Tahoe land case heads to the Supreme Court
The U. S. Supreme Court heard arguments last week in the landmark Tahoe Sierra Preservation Council v. Tahoe Regional Planning Agency case.
Predicting the outcome of the case based on comments by Supreme Court justices is risky business. Nonetheless, your intrepid reporter will do so.
The case was filed over 17 years ago by Tahoe City attorney Larry Hoffman on behalf of 449 named plaintiffs who owned property in the Lake Tahoe basin. The plaintiffs allege that the regulations and ordinances of TRPA denied them “economically viable use” of their land, and thus constituted a “takings” under the Fifth and Fourteenth Amendments to the United States Constitution.
From April 1981 to April of 1984 the property owner/plaintiffs were essentially unable to build on their lots while TRPA put together a plan that would allow limited development in the basin but protect the Lake.
The lawsuit addresses whether the lot owners are entitled to be compensated because of the temporary freeze on development.
The trial judge, Edward Reed, spoke favorably of the efforts of the Agency to protect the decline of the Lake’s water quality:
“For what is at stake, at least in part, is the survival of Lake Tahoe, one of the wonders of the natural world. Whatever the ultimate outcome of this case, the fate of the lake deserves serious attention and thought. That, it has unquestionably received. The very tenacity with which the property owners herein have pursued their claims, supports the idea that the lake is worth fighting for E The lake is almost indescribably beautifulE Ironically, the more Lake Tahoe comes to be appreciated for its beauty, the more that beauty is threatened.”
Judge Reed ruled for the property owners, but as TRPA attorney John Marshall told me at the time, “We are in round 6 of I don’t know how many rounds.”
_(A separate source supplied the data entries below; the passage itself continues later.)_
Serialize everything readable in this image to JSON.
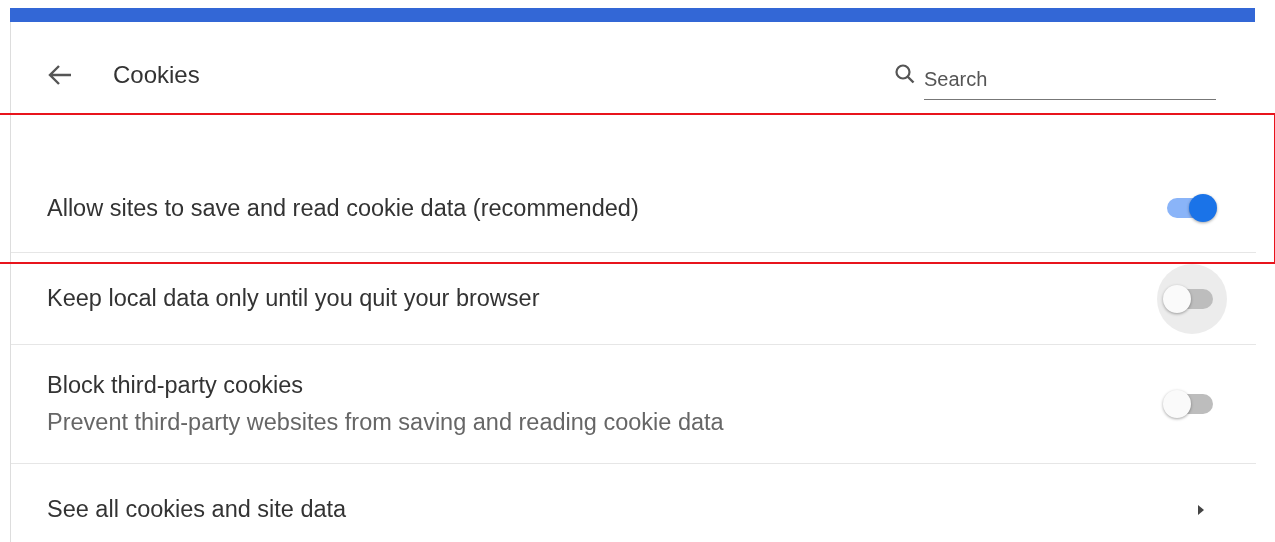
{
  "header": {
    "title": "Cookies",
    "search": {
      "placeholder": "Search"
    }
  },
  "rows": [
    {
      "kind": "toggle",
      "label": "Allow sites to save and read cookie data (recommended)",
      "on": true,
      "focused": false,
      "highlighted": true
    },
    {
      "kind": "toggle",
      "label": "Keep local data only until you quit your browser",
      "on": false,
      "focused": true,
      "highlighted": false
    },
    {
      "kind": "toggle",
      "label": "Block third-party cookies",
      "sublabel": "Prevent third-party websites from saving and reading cookie data",
      "on": false,
      "focused": false,
      "highlighted": false
    },
    {
      "kind": "link",
      "label": "See all cookies and site data"
    }
  ]
}
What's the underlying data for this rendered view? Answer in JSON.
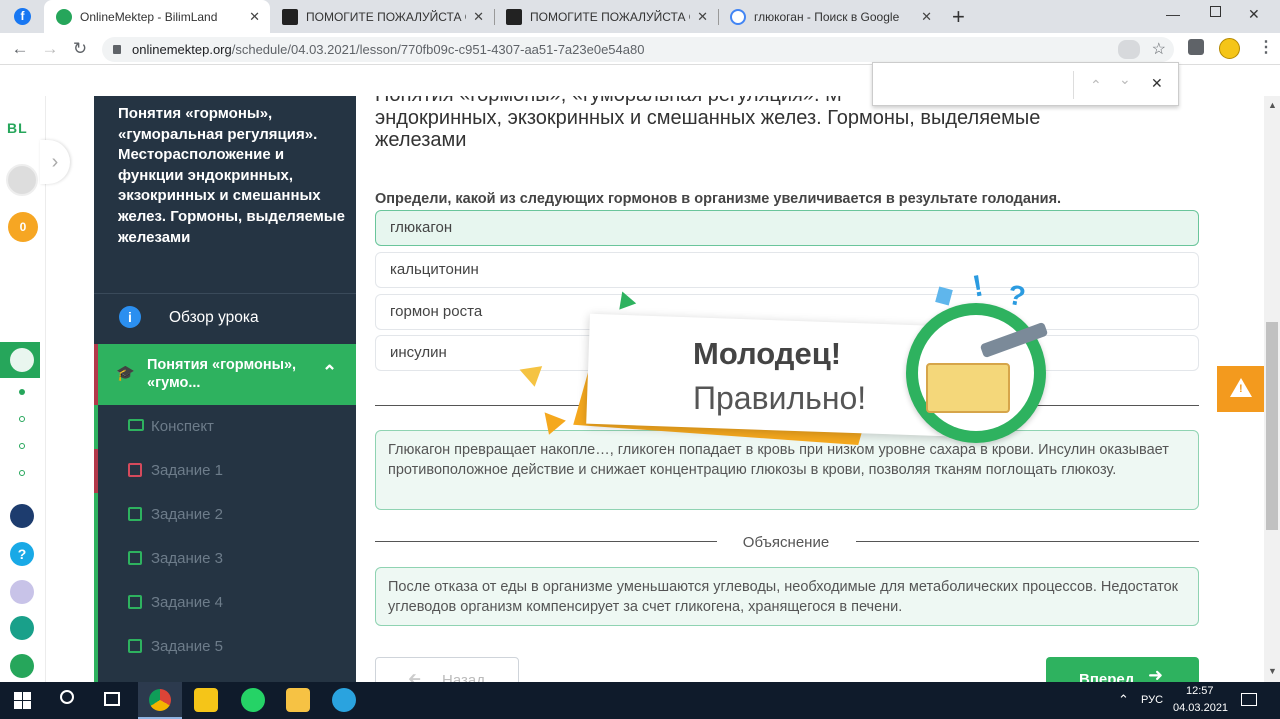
{
  "browser": {
    "tabs": [
      {
        "title": "OnlineMektep - BilimLand",
        "active": true
      },
      {
        "title": "ПОМОГИТЕ ПОЖАЛУЙСТА Опр",
        "active": false
      },
      {
        "title": "ПОМОГИТЕ ПОЖАЛУЙСТА Опр",
        "active": false
      },
      {
        "title": "глюкоган - Поиск в Google",
        "active": false
      }
    ],
    "new_tab": "+",
    "url_domain": "onlinemektep.org",
    "url_path": "/schedule/04.03.2021/lesson/770fb09c-c951-4307-aa51-7a23e0e54a80",
    "find_controls": {
      "up": "⌃",
      "down": "⌄",
      "close": "✕"
    }
  },
  "rail": {
    "logo": "BL",
    "points": "0"
  },
  "sidebar": {
    "lesson_title": "Понятия «гормоны», «гуморальная регуляция». Месторасположение и функции эндокринных, экзокринных и смешанных желез. Гормоны, выделяемые железами",
    "overview": "Обзор урока",
    "section": "Понятия «гормоны», «гумо...",
    "items": [
      "Конспект",
      "Задание 1",
      "Задание 2",
      "Задание 3",
      "Задание 4",
      "Задание 5"
    ]
  },
  "main": {
    "heading_top": "Понятия «гормоны», «гуморальная регуляция». М",
    "heading_rest": "эндокринных, экзокринных и смешанных желез. Гормоны, выделяемые железами",
    "question": "Определи, какой из следующих гормонов в организме увеличивается в результате голодания.",
    "options": [
      "глюкагон",
      "кальцитонин",
      "гормон роста",
      "инсулин"
    ],
    "feedback_text": "Глюкагон превращает накопле…, гликоген попадает в кровь при низком уровне сахара в крови. Инсулин оказывает противоположное действие и снижает концентрацию глюкозы в крови, позволяя тканям поглощать глюкозу.",
    "explanation_label": "Объяснение",
    "explanation_text": "После отказа от еды в организме уменьшаются углеводы, необходимые для метаболических процессов. Недостаток углеводов организм компенсирует за счет гликогена, хранящегося в печени.",
    "back_button": "Назад",
    "next_button": "Вперед"
  },
  "popup": {
    "title": "Молодец!",
    "subtitle": "Правильно!",
    "deco": [
      "!",
      "?"
    ]
  },
  "taskbar": {
    "lang": "РУС",
    "time": "12:57",
    "date": "04.03.2021"
  }
}
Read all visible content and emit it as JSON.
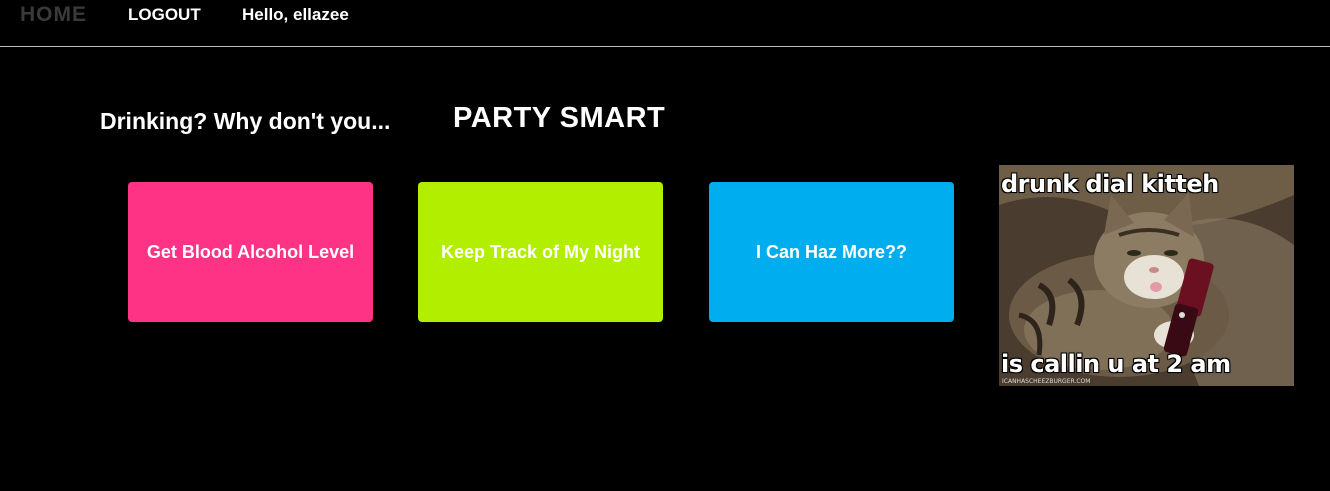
{
  "nav": {
    "home_label": "HOME",
    "logout_label": "LOGOUT",
    "greeting": "Hello, ellazee"
  },
  "hero": {
    "tagline": "Drinking? Why don't you...",
    "brand": "PARTY SMART"
  },
  "tiles": [
    {
      "label": "Get Blood Alcohol Level",
      "color": "#ff3385"
    },
    {
      "label": "Keep Track of My Night",
      "color": "#b2ee00"
    },
    {
      "label": "I Can Haz More??",
      "color": "#00aeef"
    }
  ],
  "meme": {
    "top_caption": "drunk dial kitteh",
    "bottom_caption": "is callin u at 2 am",
    "credit": "ICANHASCHEEZBURGER.COM"
  }
}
Well, this is the final round, and when the Supreme Court issues its opinion, someone will be down for the count. If it is the property owners, they will have been asked to shoulder an unreasonable burden for all us who enjoy Tahoe, and if TRPA takes the hit, the two state legislatures will have to finance the payoff. That will not be pretty.
The case will set the precedent for what is known as “temporary takings,” temporary delays in processing development permits. A temporary delay can be as short as a few days while the building department official processes a permit to as long as several years while an agency like TRPA develops its regulatory ordinances.
That’s the issue facing the Court, where do you draw the line? At which point does a temporary delay or interim moratorium become compensable?
As Justice Anthony Kennedy queried, “It’s a difficult decision. Let’s say the World Trade Center is to be rebuilt, with offices only, but it’s so important that the city says it needs a year to study what to do. Is that a per se taking?”
Michael Burger, representing the lot owners, responded affirmatively, adding: “If I take your car and park it in a garage for a year, you’ve lost the use of it. The owner would be expected to be compensated for the loss, even if the car were returned later.”
Oh yeah, my prediction.
I’ve never been right before, but here goes. I think the property owners will pick up the votes of Chief Justice Rehnquist and Justices Scalia and Thomas and maybe a couple of other votes, but I don’t think the Court wants to arguably topple TRPA, especially when as was noted during oral argument, the lots held their values during the temporary freeze.
I think the Court will side with TRPA on a 5 to 4 vote.
But don’t take that to the bank.